Exhibitions

2012

Colonial Period Furniture on the Geoffrey Bawa Collection.

2007

The Geoffrey Bawa Collection of Traditional Art at Paradise Road Galleries, No. 02, Alfred House Road, Colombo 03 from 26th to 30th July 2007.

2006

The Geoffrey Bawa Collection of Contemporary Art at Paradise Road Galleries, No. 02, Alfred House Road, Colombo 03, from 23rd July to 7th August, 2006.

2004

A major exhibition of the work of Geoffrey Bawa was mounted by the German Architecture Museum in Frankfurt from 23rd July to 16th October 2004. This was a celebration of the life and work of Bawa, now considered one of the most important and influential Asian architects of the last century. His standing was endorsed when he received the Special Chairman’s Award in the eighth cycle of the Aga Khan Award for Architecture in November 2001. He was only the third recipient and the first non-Moslem to be honoured thus. Bawa has had a tremendous impact on emerging architects in the region. However his work remains relatively unknown outside Asia, a matter which this exhibition will help redress.

 

2002

“Leaf Litter” by Fiona Hall, (an exhibition drawn from Fiona Hall’s work at Lunuganga, The works, fine leaf paintings against a background of banknotes from the species’ country of origin) explore issues of colonialism and exploitation of natural resources, from 16th to 28th August 2002, at Barefoot Gallery, Colombo 03.

1999

“A Transit Through Paradise” by Fiona Hall (an exhibition and residency organized by the Lunuganga Trust and the Asia Link Center, University of Melbourne, Australia) at Barefoot Gallery, Colombo 03 (5th November).

1997

The works of Geoffrey Bawa presented by the Singapore Institute of Architects in Singapore (March 1997).

1996

Exhibition of “The Work of Geoffrey Bawa” presented by the Royal Australian Institute of Architects (Queensland Chapter) in Brisbane (September 1996) and later in Darwin, Sydney and Perth.

1995

Exhibition of “The Work of Geoffrey Bawa” presented by the InstitutLinaboBardi at the Museo de Arte, Sao Paolo, Brazil (October 1995) and later in Belo Horizont (November 1995).

1986

Exhibition “The Work of Geoffrey Bawa” presented by the Royal Institute of British Architects in London (March 1986) and later exhibited in New York (July 1986), Boston (September 1986) and Colombo, Sri Lanka (February 1987.

A detailed monograph on Bawa by Professor David Robson, the curator of the exhibition, served as the main English language catalogue for the exhibition (“Bawa: The Complete Works”, Thames and Hudson, 2002). The exhibition architect was Channa Daswatte, architect and partner of Geoffrey Bawa.

Three floors of the Deutsche Architektur Museum, covering a floor space of 800-900 square metres accommodated the exhibition.

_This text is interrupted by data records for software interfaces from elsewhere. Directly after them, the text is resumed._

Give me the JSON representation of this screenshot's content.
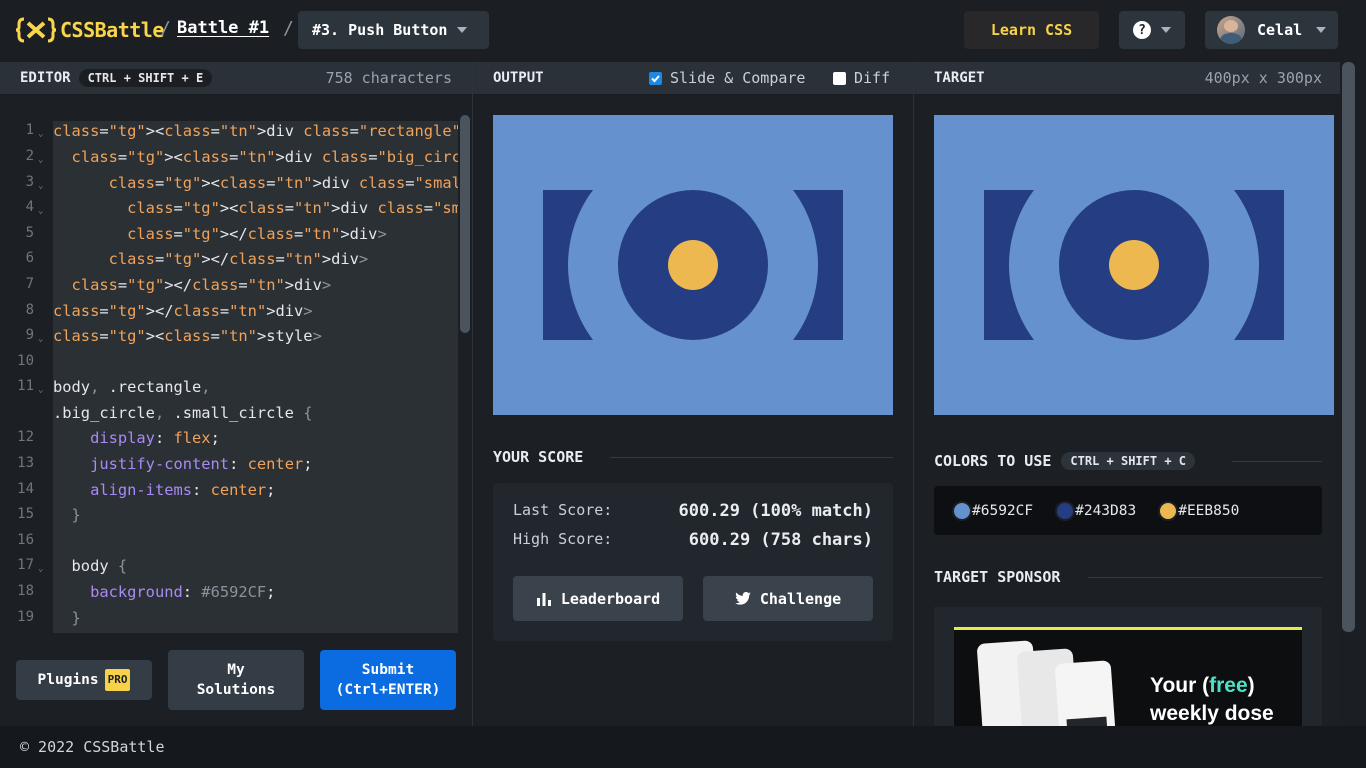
{
  "header": {
    "logo": "CSSBattle",
    "breadcrumb_sep": "/",
    "battle": "Battle #1",
    "target_select": "#3. Push Button",
    "learn": "Learn CSS",
    "help_symbol": "?",
    "user": "Celal"
  },
  "editor": {
    "title": "EDITOR",
    "shortcut": "CTRL + SHIFT + E",
    "char_count": "758 characters",
    "line_numbers": [
      "1",
      "2",
      "3",
      "4",
      "5",
      "6",
      "7",
      "8",
      "9",
      "10",
      "11",
      "12",
      "13",
      "14",
      "15",
      "16",
      "17",
      "18",
      "19"
    ],
    "lines": [
      "<div class=\"rectangle\">",
      "  <div class=\"big_circle\">",
      "      <div class=\"small_circle\">",
      "        <div class=\"smallest_circle\">",
      "        </div>",
      "      </div>",
      "  </div>",
      "</div>",
      "<style>",
      "",
      "body, .rectangle,",
      ".big_circle, .small_circle {",
      "    display: flex;",
      "    justify-content: center;",
      "    align-items: center;",
      "  }",
      "",
      "  body {",
      "    background: #6592CF;",
      "  }"
    ],
    "plugins": "Plugins",
    "pro_badge": "PRO",
    "my_solutions": "My Solutions",
    "submit": "Submit (Ctrl+ENTER)"
  },
  "output": {
    "title": "OUTPUT",
    "slide_compare": "Slide & Compare",
    "slide_compare_checked": true,
    "diff": "Diff",
    "diff_checked": false
  },
  "target": {
    "title": "TARGET",
    "size": "400px x 300px"
  },
  "score": {
    "title": "YOUR SCORE",
    "last_label": "Last Score:",
    "last_value": "600.29 (100% match)",
    "high_label": "High Score:",
    "high_value": "600.29 (758 chars)",
    "leaderboard": "Leaderboard",
    "challenge": "Challenge"
  },
  "colors": {
    "title": "COLORS TO USE",
    "shortcut": "CTRL + SHIFT + C",
    "swatches": [
      {
        "hex": "#6592CF",
        "color": "#6592cf"
      },
      {
        "hex": "#243D83",
        "color": "#243d83"
      },
      {
        "hex": "#EEB850",
        "color": "#eeb850"
      }
    ]
  },
  "sponsor": {
    "title": "TARGET SPONSOR",
    "text_line1_a": "Your (",
    "text_line1_b": "free",
    "text_line1_c": ")",
    "text_line2": "weekly dose"
  },
  "footer": {
    "copyright": "© 2022 CSSBattle"
  }
}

A variety of media was used to describe the enormous range of Bawa’s work and demonstrate his inventiveness and versatility. Thirty projects, including the architect’s own Colombo residence and his retreat at Lunuganga, were highlighted. Original development drawings, models and photographs were used. Video footage including a rare audio recording of part of a lecture by Bawa added another dimension to help visitors come close to understanding Bawa’s architecture.

A special section illustrated Bawa’sunbuilt projects and traced the evolution of the inimitable style of his office. Also displayed were some furniture and fittings designed by the office and made by local craftsmen and works of art commissioned by Bawa for clients. Examples of fabrics and batiks designed by his friends Barbara Sansoni and Ena de Silva were also exhibited. There was much to interest the professional and academic as well as an informed lay audience and those with an interest in Sri Lanka and the Indian sub-continent.

The exhibition was produced with the help and encouragement of the Dr. IngeborgFlagge, DeutschesArkitektur Museum, Frankfurt and the Lunuganga Trust, which administers Bawa’s affairs and was supported of the Government of Sri Lanka, the accountants Ernst & Young and the Aga Khan Award for Architecture. It was financed by the City of Frankfurt and Ernst & Young.